*** Supplied material Section Begins ***

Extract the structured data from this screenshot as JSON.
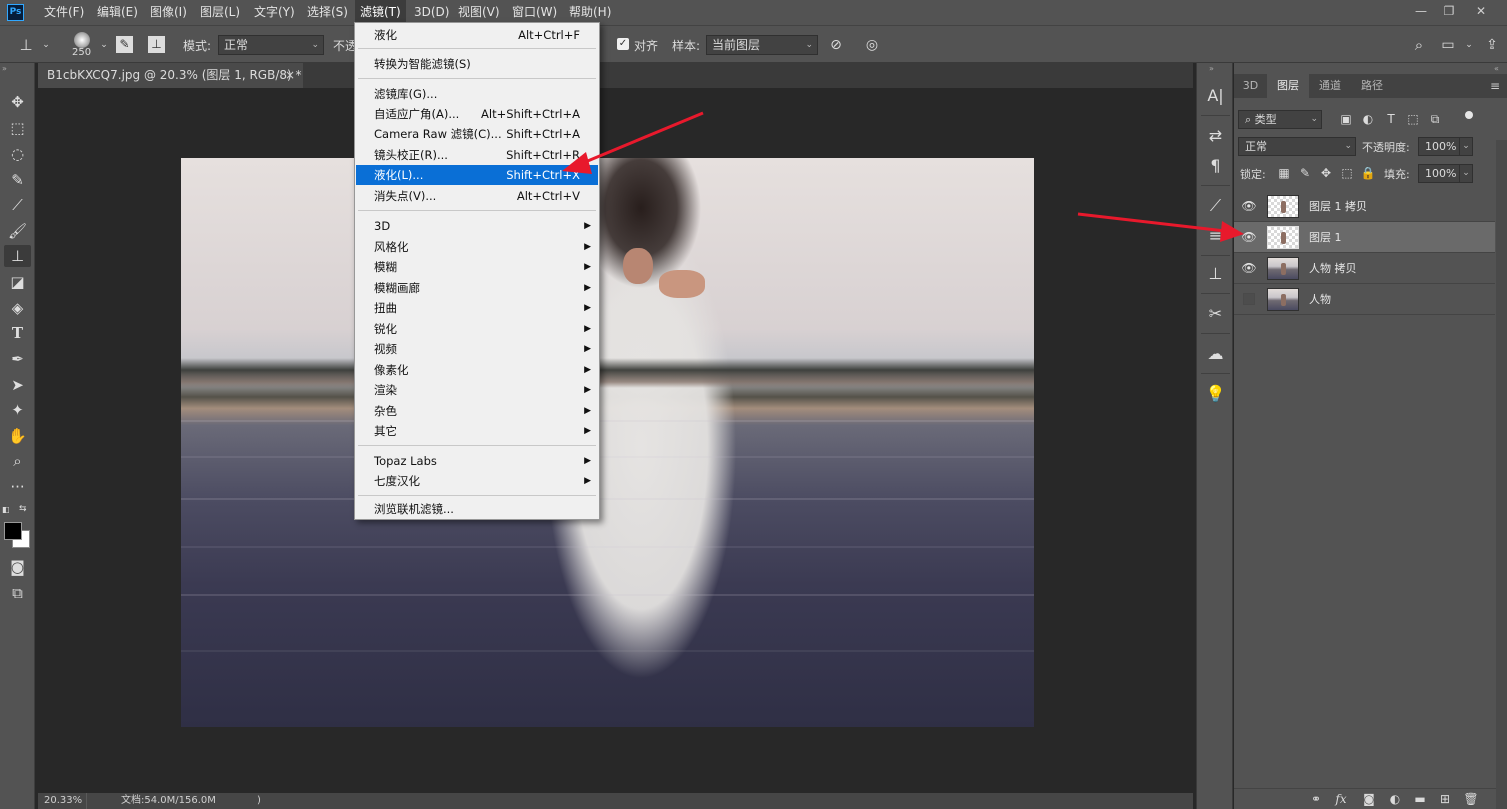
{
  "app": {
    "logo": "Ps",
    "menus": [
      "文件(F)",
      "编辑(E)",
      "图像(I)",
      "图层(L)",
      "文字(Y)",
      "选择(S)",
      "滤镜(T)",
      "3D(D)",
      "视图(V)",
      "窗口(W)",
      "帮助(H)"
    ],
    "active_menu": "滤镜(T)",
    "window_controls": [
      "minimize-icon",
      "restore-icon",
      "close-icon"
    ]
  },
  "options_bar": {
    "brush_size": "250",
    "mode_label": "模式:",
    "mode_value": "正常",
    "opacity_label_partial": "不透",
    "align_checked": true,
    "align_label": "对齐",
    "sample_label": "样本:",
    "sample_value": "当前图层"
  },
  "document_tab": {
    "title": "B1cbKXCQ7.jpg @ 20.3% (图层 1, RGB/8) *",
    "close": "×"
  },
  "filter_menu": {
    "groups": [
      [
        {
          "label": "液化",
          "shortcut": "Alt+Ctrl+F"
        }
      ],
      [
        {
          "label": "转换为智能滤镜(S)",
          "shortcut": ""
        }
      ],
      [
        {
          "label": "滤镜库(G)...",
          "shortcut": ""
        },
        {
          "label": "自适应广角(A)...",
          "shortcut": "Alt+Shift+Ctrl+A"
        },
        {
          "label": "Camera Raw 滤镜(C)...",
          "shortcut": "Shift+Ctrl+A"
        },
        {
          "label": "镜头校正(R)...",
          "shortcut": "Shift+Ctrl+R"
        },
        {
          "label": "液化(L)...",
          "shortcut": "Shift+Ctrl+X",
          "highlighted": true
        },
        {
          "label": "消失点(V)...",
          "shortcut": "Alt+Ctrl+V"
        }
      ],
      [
        {
          "label": "3D",
          "submenu": true
        },
        {
          "label": "风格化",
          "submenu": true
        },
        {
          "label": "模糊",
          "submenu": true
        },
        {
          "label": "模糊画廊",
          "submenu": true
        },
        {
          "label": "扭曲",
          "submenu": true
        },
        {
          "label": "锐化",
          "submenu": true
        },
        {
          "label": "视频",
          "submenu": true
        },
        {
          "label": "像素化",
          "submenu": true
        },
        {
          "label": "渲染",
          "submenu": true
        },
        {
          "label": "杂色",
          "submenu": true
        },
        {
          "label": "其它",
          "submenu": true
        }
      ],
      [
        {
          "label": "Topaz Labs",
          "submenu": true
        },
        {
          "label": "七度汉化",
          "submenu": true
        }
      ],
      [
        {
          "label": "浏览联机滤镜...",
          "shortcut": ""
        }
      ]
    ]
  },
  "layers_panel": {
    "tabs": [
      "3D",
      "图层",
      "通道",
      "路径"
    ],
    "active_tab": "图层",
    "filter_kind": "类型",
    "blend_mode": "正常",
    "opacity_label": "不透明度:",
    "opacity_value": "100%",
    "lock_label": "锁定:",
    "fill_label": "填充:",
    "fill_value": "100%",
    "layers": [
      {
        "name": "图层 1 拷贝",
        "visible": true,
        "thumb": "transparent",
        "selected": false
      },
      {
        "name": "图层 1",
        "visible": true,
        "thumb": "transparent",
        "selected": true
      },
      {
        "name": "人物 拷贝",
        "visible": true,
        "thumb": "photo",
        "selected": false
      },
      {
        "name": "人物",
        "visible": false,
        "thumb": "photo",
        "selected": false
      }
    ]
  },
  "status_bar": {
    "zoom": "20.33%",
    "doc_info": "文档:54.0M/156.0M",
    "more": ")"
  },
  "colors": {
    "highlight": "#0a6fd6",
    "annotation_arrow": "#e8192c",
    "panel_bg": "#535353"
  }
}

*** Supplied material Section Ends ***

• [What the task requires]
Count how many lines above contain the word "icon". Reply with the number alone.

• [Exercise solution]
3